The answer is an exact repeat of the entries below, with the pictures omitted.

=====

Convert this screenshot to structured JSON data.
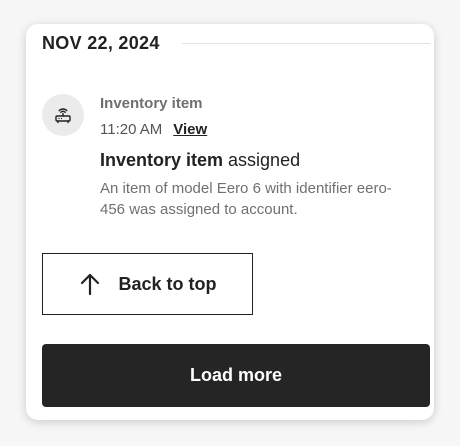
{
  "timeline": {
    "date_heading": "NOV 22, 2024",
    "events": [
      {
        "icon": "router-icon",
        "type_label": "Inventory item",
        "time": "11:20 AM",
        "view_label": "View",
        "title_strong": "Inventory item",
        "title_rest": " assigned",
        "description": "An item of model Eero 6 with identifier eero-456 was assigned to account."
      }
    ]
  },
  "actions": {
    "back_to_top_label": "Back to top",
    "back_to_top_icon": "arrow-up-icon",
    "load_more_label": "Load more"
  },
  "colors": {
    "primary_button": "#252525",
    "icon_circle": "#ebebeb",
    "muted_text": "#707070"
  }
}
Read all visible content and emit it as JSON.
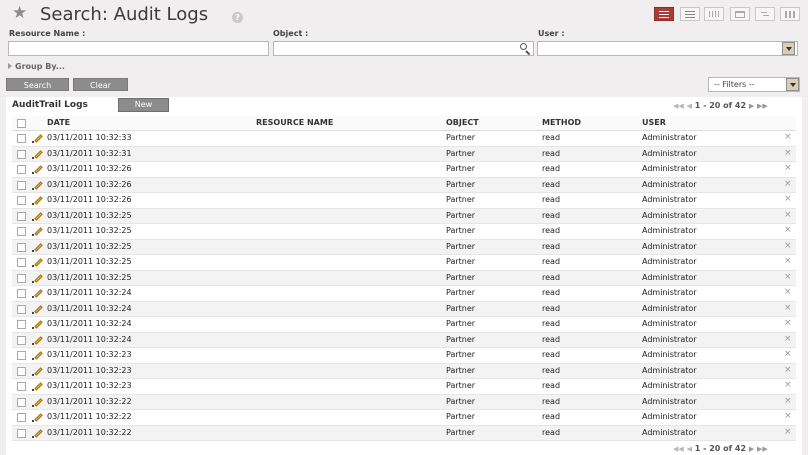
{
  "header": {
    "title": "Search: Audit Logs",
    "help_label": "?"
  },
  "view_switches": [
    "list-view",
    "form-view",
    "graph-view",
    "calendar-view",
    "gantt-view",
    "kanban-view"
  ],
  "search": {
    "resource_name_label": "Resource Name :",
    "resource_name_value": "",
    "object_label": "Object :",
    "object_value": "",
    "user_label": "User :",
    "user_value": "",
    "group_by_label": "Group By...",
    "search_button": "Search",
    "clear_button": "Clear",
    "filters_value": "-- Filters --"
  },
  "list": {
    "title": "AuditTrail Logs",
    "new_button": "New",
    "pager_text": "1 - 20 of 42",
    "pager_nav": {
      "first": "◀◀",
      "prev": "◀",
      "next": "▶",
      "last": "▶▶"
    },
    "columns": {
      "date": "DATE",
      "resource_name": "RESOURCE NAME",
      "object": "OBJECT",
      "method": "METHOD",
      "user": "USER"
    },
    "delete_glyph": "×",
    "rows": [
      {
        "date": "03/11/2011 10:32:33",
        "resource_name": "",
        "object": "Partner",
        "method": "read",
        "user": "Administrator"
      },
      {
        "date": "03/11/2011 10:32:31",
        "resource_name": "",
        "object": "Partner",
        "method": "read",
        "user": "Administrator"
      },
      {
        "date": "03/11/2011 10:32:26",
        "resource_name": "",
        "object": "Partner",
        "method": "read",
        "user": "Administrator"
      },
      {
        "date": "03/11/2011 10:32:26",
        "resource_name": "",
        "object": "Partner",
        "method": "read",
        "user": "Administrator"
      },
      {
        "date": "03/11/2011 10:32:26",
        "resource_name": "",
        "object": "Partner",
        "method": "read",
        "user": "Administrator"
      },
      {
        "date": "03/11/2011 10:32:25",
        "resource_name": "",
        "object": "Partner",
        "method": "read",
        "user": "Administrator"
      },
      {
        "date": "03/11/2011 10:32:25",
        "resource_name": "",
        "object": "Partner",
        "method": "read",
        "user": "Administrator"
      },
      {
        "date": "03/11/2011 10:32:25",
        "resource_name": "",
        "object": "Partner",
        "method": "read",
        "user": "Administrator"
      },
      {
        "date": "03/11/2011 10:32:25",
        "resource_name": "",
        "object": "Partner",
        "method": "read",
        "user": "Administrator"
      },
      {
        "date": "03/11/2011 10:32:25",
        "resource_name": "",
        "object": "Partner",
        "method": "read",
        "user": "Administrator"
      },
      {
        "date": "03/11/2011 10:32:24",
        "resource_name": "",
        "object": "Partner",
        "method": "read",
        "user": "Administrator"
      },
      {
        "date": "03/11/2011 10:32:24",
        "resource_name": "",
        "object": "Partner",
        "method": "read",
        "user": "Administrator"
      },
      {
        "date": "03/11/2011 10:32:24",
        "resource_name": "",
        "object": "Partner",
        "method": "read",
        "user": "Administrator"
      },
      {
        "date": "03/11/2011 10:32:24",
        "resource_name": "",
        "object": "Partner",
        "method": "read",
        "user": "Administrator"
      },
      {
        "date": "03/11/2011 10:32:23",
        "resource_name": "",
        "object": "Partner",
        "method": "read",
        "user": "Administrator"
      },
      {
        "date": "03/11/2011 10:32:23",
        "resource_name": "",
        "object": "Partner",
        "method": "read",
        "user": "Administrator"
      },
      {
        "date": "03/11/2011 10:32:23",
        "resource_name": "",
        "object": "Partner",
        "method": "read",
        "user": "Administrator"
      },
      {
        "date": "03/11/2011 10:32:22",
        "resource_name": "",
        "object": "Partner",
        "method": "read",
        "user": "Administrator"
      },
      {
        "date": "03/11/2011 10:32:22",
        "resource_name": "",
        "object": "Partner",
        "method": "read",
        "user": "Administrator"
      },
      {
        "date": "03/11/2011 10:32:22",
        "resource_name": "",
        "object": "Partner",
        "method": "read",
        "user": "Administrator"
      }
    ]
  },
  "colors": {
    "active_view": "#a83c38",
    "button_bg": "#8c8c8c",
    "page_bg": "#f0eeee"
  }
}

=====

Task output:
Convert this screenshot to structured JSON data.
{
  "timeline": {
    "date_heading": "NOV 22, 2024",
    "events": [
      {
        "icon": "router-icon",
        "type_label": "Inventory item",
        "time": "11:20 AM",
        "view_label": "View",
        "title_strong": "Inventory item",
        "title_rest": " assigned",
        "description": "An item of model Eero 6 with identifier eero-456 was assigned to account."
      }
    ]
  },
  "actions": {
    "back_to_top_label": "Back to top",
    "back_to_top_icon": "arrow-up-icon",
    "load_more_label": "Load more"
  },
  "colors": {
    "primary_button": "#252525",
    "icon_circle": "#ebebeb",
    "muted_text": "#707070"
  }
}
Read all visible content and emit it as JSON.
{
  "header": {
    "title": "Search: Audit Logs",
    "help_label": "?"
  },
  "view_switches": [
    "list-view",
    "form-view",
    "graph-view",
    "calendar-view",
    "gantt-view",
    "kanban-view"
  ],
  "search": {
    "resource_name_label": "Resource Name :",
    "resource_name_value": "",
    "object_label": "Object :",
    "object_value": "",
    "user_label": "User :",
    "user_value": "",
    "group_by_label": "Group By...",
    "search_button": "Search",
    "clear_button": "Clear",
    "filters_value": "-- Filters --"
  },
  "list": {
    "title": "AuditTrail Logs",
    "new_button": "New",
    "pager_text": "1 - 20 of 42",
    "pager_nav": {
      "first": "◀◀",
      "prev": "◀",
      "next": "▶",
      "last": "▶▶"
    },
    "columns": {
      "date": "DATE",
      "resource_name": "RESOURCE NAME",
      "object": "OBJECT",
      "method": "METHOD",
      "user": "USER"
    },
    "delete_glyph": "×",
    "rows": [
      {
        "date": "03/11/2011 10:32:33",
        "resource_name": "",
        "object": "Partner",
        "method": "read",
        "user": "Administrator"
      },
      {
        "date": "03/11/2011 10:32:31",
        "resource_name": "",
        "object": "Partner",
        "method": "read",
        "user": "Administrator"
      },
      {
        "date": "03/11/2011 10:32:26",
        "resource_name": "",
        "object": "Partner",
        "method": "read",
        "user": "Administrator"
      },
      {
        "date": "03/11/2011 10:32:26",
        "resource_name": "",
        "object": "Partner",
        "method": "read",
        "user": "Administrator"
      },
      {
        "date": "03/11/2011 10:32:26",
        "resource_name": "",
        "object": "Partner",
        "method": "read",
        "user": "Administrator"
      },
      {
        "date": "03/11/2011 10:32:25",
        "resource_name": "",
        "object": "Partner",
        "method": "read",
        "user": "Administrator"
      },
      {
        "date": "03/11/2011 10:32:25",
        "resource_name": "",
        "object": "Partner",
        "method": "read",
        "user": "Administrator"
      },
      {
        "date": "03/11/2011 10:32:25",
        "resource_name": "",
        "object": "Partner",
        "method": "read",
        "user": "Administrator"
      },
      {
        "date": "03/11/2011 10:32:25",
        "resource_name": "",
        "object": "Partner",
        "method": "read",
        "user": "Administrator"
      },
      {
        "date": "03/11/2011 10:32:25",
        "resource_name": "",
        "object": "Partner",
        "method": "read",
        "user": "Administrator"
      },
      {
        "date": "03/11/2011 10:32:24",
        "resource_name": "",
        "object": "Partner",
        "method": "read",
        "user": "Administrator"
      },
      {
        "date": "03/11/2011 10:32:24",
        "resource_name": "",
        "object": "Partner",
        "method": "read",
        "user": "Administrator"
      },
      {
        "date": "03/11/2011 10:32:24",
        "resource_name": "",
        "object": "Partner",
        "method": "read",
        "user": "Administrator"
      },
      {
        "date": "03/11/2011 10:32:24",
        "resource_name": "",
        "object": "Partner",
        "method": "read",
        "user": "Administrator"
      },
      {
        "date": "03/11/2011 10:32:23",
        "resource_name": "",
        "object": "Partner",
        "method": "read",
        "user": "Administrator"
      },
      {
        "date": "03/11/2011 10:32:23",
        "resource_name": "",
        "object": "Partner",
        "method": "read",
        "user": "Administrator"
      },
      {
        "date": "03/11/2011 10:32:23",
        "resource_name": "",
        "object": "Partner",
        "method": "read",
        "user": "Administrator"
      },
      {
        "date": "03/11/2011 10:32:22",
        "resource_name": "",
        "object": "Partner",
        "method": "read",
        "user": "Administrator"
      },
      {
        "date": "03/11/2011 10:32:22",
        "resource_name": "",
        "object": "Partner",
        "method": "read",
        "user": "Administrator"
      },
      {
        "date": "03/11/2011 10:32:22",
        "resource_name": "",
        "object": "Partner",
        "method": "read",
        "user": "Administrator"
      }
    ]
  },
  "colors": {
    "active_view": "#a83c38",
    "button_bg": "#8c8c8c",
    "page_bg": "#f0eeee"
  }
}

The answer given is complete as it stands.